Dr Lee Streeter has solved a problem. But not just any problem – one that’s plagued other experts in his field for years.
He has successfully accounted for movement in time-of-flight range imaging, which allows for physical measurements to be captured by timing how long it takes a light wave to travel to an object and back.
Time-of-flight cameras have been designed to measure the distance within static scenes but usually can’t interpret scenes with complicated motion. Dr Streeter’s world-leading mathematical modelling has fixed that, meaning motion can be captured more accurately and with little corruption.
It’s a challenge many other researchers and time-of-flight specialists haven’t been able to solve, until now.
“I’ve actually been working on the problem of motion since 2010, researching how to approach it. Then when I got a Marsden grant in 2015, I have been working since then to find the best solutions.
“It’s like a Rubik’s Cube. When you find the solution it’s very easy to verify it’s correct, but there’s a lot of different ways to get there – you just have to find the right way.”
The University of Waikato lecturer was recognised for his work recently at the annual Kudos Awards – New Zealand’s premier regional science excellence awards that recognises top scientists from Hamilton and the Waikato region.
Dr Streeter was presented with the Datamars Engineering Science Award at the event, and says this kind of recognition is important because it’s about celebrating high-level research.
“What I’m really happy about is that this award is an excellence award – meaning it’s about doing really, really good research.

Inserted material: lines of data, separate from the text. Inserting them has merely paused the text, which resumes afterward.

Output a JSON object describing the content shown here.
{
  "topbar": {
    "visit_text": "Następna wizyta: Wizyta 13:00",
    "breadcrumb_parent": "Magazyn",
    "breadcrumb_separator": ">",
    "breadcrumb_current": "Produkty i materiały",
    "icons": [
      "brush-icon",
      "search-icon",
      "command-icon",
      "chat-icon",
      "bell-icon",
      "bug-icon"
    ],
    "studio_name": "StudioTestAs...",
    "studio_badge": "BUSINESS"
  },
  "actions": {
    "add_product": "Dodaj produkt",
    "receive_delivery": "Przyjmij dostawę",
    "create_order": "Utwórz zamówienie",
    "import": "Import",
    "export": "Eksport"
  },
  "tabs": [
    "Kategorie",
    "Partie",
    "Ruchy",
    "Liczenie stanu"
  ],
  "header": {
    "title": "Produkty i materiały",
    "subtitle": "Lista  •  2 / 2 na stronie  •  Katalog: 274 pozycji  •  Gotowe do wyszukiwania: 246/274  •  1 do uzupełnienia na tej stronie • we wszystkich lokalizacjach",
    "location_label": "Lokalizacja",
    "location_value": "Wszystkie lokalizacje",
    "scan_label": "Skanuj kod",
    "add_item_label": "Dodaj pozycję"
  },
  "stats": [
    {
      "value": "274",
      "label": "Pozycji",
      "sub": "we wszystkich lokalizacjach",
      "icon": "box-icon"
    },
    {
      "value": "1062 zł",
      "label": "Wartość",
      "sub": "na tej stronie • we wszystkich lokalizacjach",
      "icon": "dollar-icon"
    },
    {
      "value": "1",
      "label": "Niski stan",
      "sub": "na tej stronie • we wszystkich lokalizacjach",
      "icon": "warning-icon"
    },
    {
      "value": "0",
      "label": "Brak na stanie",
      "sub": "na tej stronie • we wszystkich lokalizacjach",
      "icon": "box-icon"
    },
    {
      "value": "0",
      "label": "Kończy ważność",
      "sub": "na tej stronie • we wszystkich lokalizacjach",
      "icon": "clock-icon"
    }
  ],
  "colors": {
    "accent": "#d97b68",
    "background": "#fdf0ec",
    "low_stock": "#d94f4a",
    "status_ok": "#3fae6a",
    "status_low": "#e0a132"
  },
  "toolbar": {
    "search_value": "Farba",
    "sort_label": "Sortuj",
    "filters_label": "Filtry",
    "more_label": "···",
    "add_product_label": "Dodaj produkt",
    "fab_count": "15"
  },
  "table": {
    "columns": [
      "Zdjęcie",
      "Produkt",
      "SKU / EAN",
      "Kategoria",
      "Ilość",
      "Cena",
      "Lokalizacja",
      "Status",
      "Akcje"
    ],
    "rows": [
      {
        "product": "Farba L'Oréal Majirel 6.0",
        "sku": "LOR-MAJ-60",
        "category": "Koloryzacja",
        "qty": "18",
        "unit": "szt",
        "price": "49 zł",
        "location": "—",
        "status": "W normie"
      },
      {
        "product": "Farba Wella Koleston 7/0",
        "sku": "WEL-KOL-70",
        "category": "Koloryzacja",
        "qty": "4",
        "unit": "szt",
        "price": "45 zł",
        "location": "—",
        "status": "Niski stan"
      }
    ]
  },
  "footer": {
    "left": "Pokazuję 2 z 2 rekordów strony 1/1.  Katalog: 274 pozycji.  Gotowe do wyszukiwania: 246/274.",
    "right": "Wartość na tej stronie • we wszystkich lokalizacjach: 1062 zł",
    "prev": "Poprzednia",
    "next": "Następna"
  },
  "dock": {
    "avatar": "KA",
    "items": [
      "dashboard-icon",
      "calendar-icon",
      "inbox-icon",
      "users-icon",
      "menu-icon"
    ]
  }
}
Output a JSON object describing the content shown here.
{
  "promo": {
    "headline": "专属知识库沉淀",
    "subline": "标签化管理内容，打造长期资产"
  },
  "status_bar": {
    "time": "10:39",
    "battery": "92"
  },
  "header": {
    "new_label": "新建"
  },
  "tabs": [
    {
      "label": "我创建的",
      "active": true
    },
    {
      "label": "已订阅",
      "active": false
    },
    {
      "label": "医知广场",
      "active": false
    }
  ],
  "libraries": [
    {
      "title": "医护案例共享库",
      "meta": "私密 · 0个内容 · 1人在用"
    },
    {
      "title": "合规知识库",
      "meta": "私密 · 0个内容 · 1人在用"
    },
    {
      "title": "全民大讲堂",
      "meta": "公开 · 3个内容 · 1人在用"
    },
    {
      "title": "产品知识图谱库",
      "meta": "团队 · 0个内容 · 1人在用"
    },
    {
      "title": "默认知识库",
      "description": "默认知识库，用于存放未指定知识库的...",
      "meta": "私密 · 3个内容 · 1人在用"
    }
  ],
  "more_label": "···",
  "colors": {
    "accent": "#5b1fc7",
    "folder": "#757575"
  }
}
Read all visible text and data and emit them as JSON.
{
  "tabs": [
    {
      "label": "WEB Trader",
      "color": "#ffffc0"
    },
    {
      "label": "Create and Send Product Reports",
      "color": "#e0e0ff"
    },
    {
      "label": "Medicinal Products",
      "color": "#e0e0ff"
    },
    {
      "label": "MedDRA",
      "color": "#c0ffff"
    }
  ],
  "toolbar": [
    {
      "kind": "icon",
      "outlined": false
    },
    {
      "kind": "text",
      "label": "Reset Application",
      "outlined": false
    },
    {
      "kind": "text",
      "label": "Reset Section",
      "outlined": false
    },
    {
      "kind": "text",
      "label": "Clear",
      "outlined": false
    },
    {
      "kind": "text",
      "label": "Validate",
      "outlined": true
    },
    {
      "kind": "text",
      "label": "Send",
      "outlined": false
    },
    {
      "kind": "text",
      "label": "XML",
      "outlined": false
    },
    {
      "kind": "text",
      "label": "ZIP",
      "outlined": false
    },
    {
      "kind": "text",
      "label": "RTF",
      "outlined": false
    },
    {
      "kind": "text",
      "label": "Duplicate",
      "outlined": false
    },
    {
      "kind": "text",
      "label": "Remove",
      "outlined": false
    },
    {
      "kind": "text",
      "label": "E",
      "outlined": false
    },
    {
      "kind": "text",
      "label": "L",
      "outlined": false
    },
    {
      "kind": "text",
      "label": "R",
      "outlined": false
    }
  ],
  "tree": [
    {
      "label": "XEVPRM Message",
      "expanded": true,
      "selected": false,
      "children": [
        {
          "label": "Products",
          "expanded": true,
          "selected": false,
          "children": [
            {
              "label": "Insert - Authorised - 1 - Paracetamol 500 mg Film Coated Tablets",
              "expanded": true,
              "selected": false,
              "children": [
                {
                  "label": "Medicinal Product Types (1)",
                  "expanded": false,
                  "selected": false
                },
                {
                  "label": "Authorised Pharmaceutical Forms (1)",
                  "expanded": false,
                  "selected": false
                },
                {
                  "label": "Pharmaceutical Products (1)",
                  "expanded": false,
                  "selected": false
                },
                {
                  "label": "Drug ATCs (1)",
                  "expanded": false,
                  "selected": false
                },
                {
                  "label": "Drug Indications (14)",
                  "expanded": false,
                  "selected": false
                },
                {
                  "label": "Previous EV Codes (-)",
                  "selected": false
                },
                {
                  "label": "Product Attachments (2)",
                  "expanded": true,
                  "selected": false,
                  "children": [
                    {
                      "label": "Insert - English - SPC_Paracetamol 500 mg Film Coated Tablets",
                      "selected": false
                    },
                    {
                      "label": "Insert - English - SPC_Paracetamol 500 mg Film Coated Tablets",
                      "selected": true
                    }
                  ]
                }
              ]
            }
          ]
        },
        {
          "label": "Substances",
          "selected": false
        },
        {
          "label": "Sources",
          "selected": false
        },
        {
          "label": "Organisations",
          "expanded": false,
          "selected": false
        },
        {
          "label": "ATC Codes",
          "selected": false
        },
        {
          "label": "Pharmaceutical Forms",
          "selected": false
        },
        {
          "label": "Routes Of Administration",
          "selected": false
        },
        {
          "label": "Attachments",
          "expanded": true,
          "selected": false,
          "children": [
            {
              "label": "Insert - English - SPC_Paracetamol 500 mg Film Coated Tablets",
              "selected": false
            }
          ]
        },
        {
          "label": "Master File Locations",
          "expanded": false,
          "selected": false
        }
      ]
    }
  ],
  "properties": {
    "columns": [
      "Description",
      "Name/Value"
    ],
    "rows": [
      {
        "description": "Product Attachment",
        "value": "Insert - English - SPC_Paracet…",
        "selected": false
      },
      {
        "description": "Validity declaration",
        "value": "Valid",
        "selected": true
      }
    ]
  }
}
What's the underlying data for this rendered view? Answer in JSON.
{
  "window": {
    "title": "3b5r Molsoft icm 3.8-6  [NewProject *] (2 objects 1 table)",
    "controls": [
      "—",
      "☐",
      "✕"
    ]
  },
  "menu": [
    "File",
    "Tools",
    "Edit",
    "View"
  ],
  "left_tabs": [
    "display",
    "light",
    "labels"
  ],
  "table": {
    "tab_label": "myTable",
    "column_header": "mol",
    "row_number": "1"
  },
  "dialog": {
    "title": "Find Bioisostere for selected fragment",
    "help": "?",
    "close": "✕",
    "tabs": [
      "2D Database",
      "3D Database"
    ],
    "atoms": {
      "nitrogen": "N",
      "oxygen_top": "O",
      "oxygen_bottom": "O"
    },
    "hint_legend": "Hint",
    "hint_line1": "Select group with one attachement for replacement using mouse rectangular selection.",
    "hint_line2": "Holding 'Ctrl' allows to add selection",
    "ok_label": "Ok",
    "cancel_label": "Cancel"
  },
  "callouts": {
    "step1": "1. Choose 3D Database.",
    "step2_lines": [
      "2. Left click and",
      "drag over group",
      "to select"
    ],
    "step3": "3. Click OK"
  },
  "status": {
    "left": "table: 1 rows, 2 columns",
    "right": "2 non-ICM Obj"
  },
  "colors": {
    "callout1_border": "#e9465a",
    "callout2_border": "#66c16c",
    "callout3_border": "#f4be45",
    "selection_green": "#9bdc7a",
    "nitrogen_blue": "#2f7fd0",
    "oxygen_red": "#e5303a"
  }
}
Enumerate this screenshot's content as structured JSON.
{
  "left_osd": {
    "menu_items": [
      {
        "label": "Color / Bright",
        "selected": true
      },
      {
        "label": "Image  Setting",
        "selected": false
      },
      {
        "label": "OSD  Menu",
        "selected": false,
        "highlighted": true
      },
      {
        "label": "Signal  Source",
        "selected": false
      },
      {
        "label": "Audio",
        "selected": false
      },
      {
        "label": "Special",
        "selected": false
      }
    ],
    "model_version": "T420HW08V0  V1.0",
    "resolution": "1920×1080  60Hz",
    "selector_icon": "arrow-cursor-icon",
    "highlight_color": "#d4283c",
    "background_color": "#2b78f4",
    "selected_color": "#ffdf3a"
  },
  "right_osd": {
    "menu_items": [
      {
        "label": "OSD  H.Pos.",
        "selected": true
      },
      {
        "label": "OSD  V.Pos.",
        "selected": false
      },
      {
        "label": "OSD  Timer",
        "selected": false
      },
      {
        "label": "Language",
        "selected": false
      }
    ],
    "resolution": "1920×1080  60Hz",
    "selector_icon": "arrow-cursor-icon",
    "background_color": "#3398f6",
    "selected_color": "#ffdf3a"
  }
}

“More important than who wins is that there’s recognition for research activity at a high level.”
Dr Streeter’s work has sparked interest from diverse industries and fields, including robotics, herd monitoring and baggage handling at airports.
He says big electronic companies like Apple, Microsoft and Sony are interested in time-of-flight technology, and use it for things like augmented reality, games, and image sensors.
About 10 people in the world are working on the same thing he is. He’s got one idea ready to patent, and he’s fairly confident these big players will want a piece of it.
But for now Dr Streeter is tying loose ends with his research findings, and relishing in the fact he’s solved an issue he started tackling almost ten years ago.
“There’s only four to five major forms of error that need to be solved and this is the last big one.”